Here’s to 2010!
I thought I’d do a quick round-up on some of the interesting links that I’ve found concerning Gemini:
- Donald Farmer has a number of short screencasts on different areas of Gemini functionality:
- Kasper de Jonge has a pretty detailed overview of Gemini:
- Vidas Matelis tests Gemini’s scalability, load speeds and levels of compression:
- Aurelien Koppel compares Gemini with its obvious close competitor, Qlikview (in French but Google translates pretty well):
Something else I’m a bit late on, having been away on holiday this week, is the announcement that there won’t be a Microsoft BI Conference this year:
Apparently the same customers who told Microsoft to kill PerformancePoint planning have also been saying that they should only hold the BI Conference every other year. As an aside, did these marketing people ever get told on their MBAs not to treat their customers like idiots? Is there anyone out there that still falls for that ‘our customers have told us’ line? Surely the whole point of blogging – even when it’s done by a marketing person – is that it’s meant to be (or should appear to be) an honest, person-to-person type of communication and doesn’t work when you simply reuse the same content you would have stuck in a press release?
Anyway, while I agree with many of the points Marco makes about a separate BI Conference being necessary, it makes my life easier in a way – it means I no longer have to make a decision about whether to attend the PASS Summit or the BI Conference.

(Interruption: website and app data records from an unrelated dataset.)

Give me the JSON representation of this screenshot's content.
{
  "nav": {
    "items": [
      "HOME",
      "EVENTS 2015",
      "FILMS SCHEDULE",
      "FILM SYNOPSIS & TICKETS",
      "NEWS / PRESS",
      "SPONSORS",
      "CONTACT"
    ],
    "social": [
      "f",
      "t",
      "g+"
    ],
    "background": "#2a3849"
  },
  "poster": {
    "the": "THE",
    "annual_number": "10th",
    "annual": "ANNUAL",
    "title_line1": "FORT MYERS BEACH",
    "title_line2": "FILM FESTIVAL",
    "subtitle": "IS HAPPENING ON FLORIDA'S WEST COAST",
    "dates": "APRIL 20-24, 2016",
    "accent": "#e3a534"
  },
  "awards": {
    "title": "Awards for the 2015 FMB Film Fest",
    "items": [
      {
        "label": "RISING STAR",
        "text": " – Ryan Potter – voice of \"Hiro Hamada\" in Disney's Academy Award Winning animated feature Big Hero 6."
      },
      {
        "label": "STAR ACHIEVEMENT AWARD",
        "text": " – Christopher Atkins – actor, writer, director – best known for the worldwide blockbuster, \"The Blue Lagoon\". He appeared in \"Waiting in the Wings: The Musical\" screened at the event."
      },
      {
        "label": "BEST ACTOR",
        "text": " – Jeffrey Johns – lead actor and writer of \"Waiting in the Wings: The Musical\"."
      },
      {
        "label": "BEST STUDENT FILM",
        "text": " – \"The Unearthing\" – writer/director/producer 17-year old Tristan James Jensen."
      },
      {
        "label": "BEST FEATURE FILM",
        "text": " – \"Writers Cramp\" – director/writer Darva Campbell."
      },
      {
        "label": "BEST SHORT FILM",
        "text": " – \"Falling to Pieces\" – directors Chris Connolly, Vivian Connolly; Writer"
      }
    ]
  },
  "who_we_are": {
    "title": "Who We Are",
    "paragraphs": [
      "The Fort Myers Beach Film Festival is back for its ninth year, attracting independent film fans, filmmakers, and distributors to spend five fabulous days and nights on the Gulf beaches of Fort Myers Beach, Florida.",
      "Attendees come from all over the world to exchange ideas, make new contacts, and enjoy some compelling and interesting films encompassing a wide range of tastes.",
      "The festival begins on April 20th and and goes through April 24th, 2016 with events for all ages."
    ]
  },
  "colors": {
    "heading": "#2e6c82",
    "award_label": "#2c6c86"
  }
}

PASS is the conference to attend and will have extra BI content; I’ve already submitted one abstract and will think of some more potential topics to talk about (any suggestions?), so with a bit of luck I’ll see you there.